# Activity:
Retype the full set of records. Keep every character identical.

(Website and app data records)
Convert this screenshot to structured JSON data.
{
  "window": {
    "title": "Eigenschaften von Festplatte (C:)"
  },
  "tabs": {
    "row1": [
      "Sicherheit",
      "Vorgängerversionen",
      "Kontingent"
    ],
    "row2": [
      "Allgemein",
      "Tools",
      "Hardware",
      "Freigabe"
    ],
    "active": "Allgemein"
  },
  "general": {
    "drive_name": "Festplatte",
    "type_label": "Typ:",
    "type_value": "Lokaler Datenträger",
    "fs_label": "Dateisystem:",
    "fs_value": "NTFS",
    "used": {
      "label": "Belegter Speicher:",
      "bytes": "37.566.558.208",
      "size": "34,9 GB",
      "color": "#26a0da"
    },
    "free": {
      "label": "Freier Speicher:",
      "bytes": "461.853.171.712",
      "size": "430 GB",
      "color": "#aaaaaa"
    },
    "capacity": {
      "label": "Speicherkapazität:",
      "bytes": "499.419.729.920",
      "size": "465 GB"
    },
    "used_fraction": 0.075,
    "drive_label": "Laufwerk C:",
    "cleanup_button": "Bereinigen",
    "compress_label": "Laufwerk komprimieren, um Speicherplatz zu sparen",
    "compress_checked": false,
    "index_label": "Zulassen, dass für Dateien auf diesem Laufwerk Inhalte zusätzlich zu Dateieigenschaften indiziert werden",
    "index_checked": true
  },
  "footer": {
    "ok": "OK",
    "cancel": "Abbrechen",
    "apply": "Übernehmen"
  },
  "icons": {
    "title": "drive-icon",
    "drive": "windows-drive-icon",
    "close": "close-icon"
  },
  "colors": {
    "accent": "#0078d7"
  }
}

# Exercise answer:
Convert this screenshot to structured JSON data.
{
  "window": {
    "title": "Eigenschaften von Festplatte (C:)"
  },
  "tabs": {
    "row1": [
      "Sicherheit",
      "Vorgängerversionen",
      "Kontingent"
    ],
    "row2": [
      "Allgemein",
      "Tools",
      "Hardware",
      "Freigabe"
    ],
    "active": "Allgemein"
  },
  "general": {
    "drive_name": "Festplatte",
    "type_label": "Typ:",
    "type_value": "Lokaler Datenträger",
    "fs_label": "Dateisystem:",
    "fs_value": "NTFS",
    "used": {
      "label": "Belegter Speicher:",
      "bytes": "37.566.558.208",
      "size": "34,9 GB",
      "color": "#26a0da"
    },
    "free": {
      "label": "Freier Speicher:",
      "bytes": "461.853.171.712",
      "size": "430 GB",
      "color": "#aaaaaa"
    },
    "capacity": {
      "label": "Speicherkapazität:",
      "bytes": "499.419.729.920",
      "size": "465 GB"
    },
    "used_fraction": 0.075,
    "drive_label": "Laufwerk C:",
    "cleanup_button": "Bereinigen",
    "compress_label": "Laufwerk komprimieren, um Speicherplatz zu sparen",
    "compress_checked": false,
    "index_label": "Zulassen, dass für Dateien auf diesem Laufwerk Inhalte zusätzlich zu Dateieigenschaften indiziert werden",
    "index_checked": true
  },
  "footer": {
    "ok": "OK",
    "cancel": "Abbrechen",
    "apply": "Übernehmen"
  },
  "icons": {
    "title": "drive-icon",
    "drive": "windows-drive-icon",
    "close": "close-icon"
  },
  "colors": {
    "accent": "#0078d7"
  }
}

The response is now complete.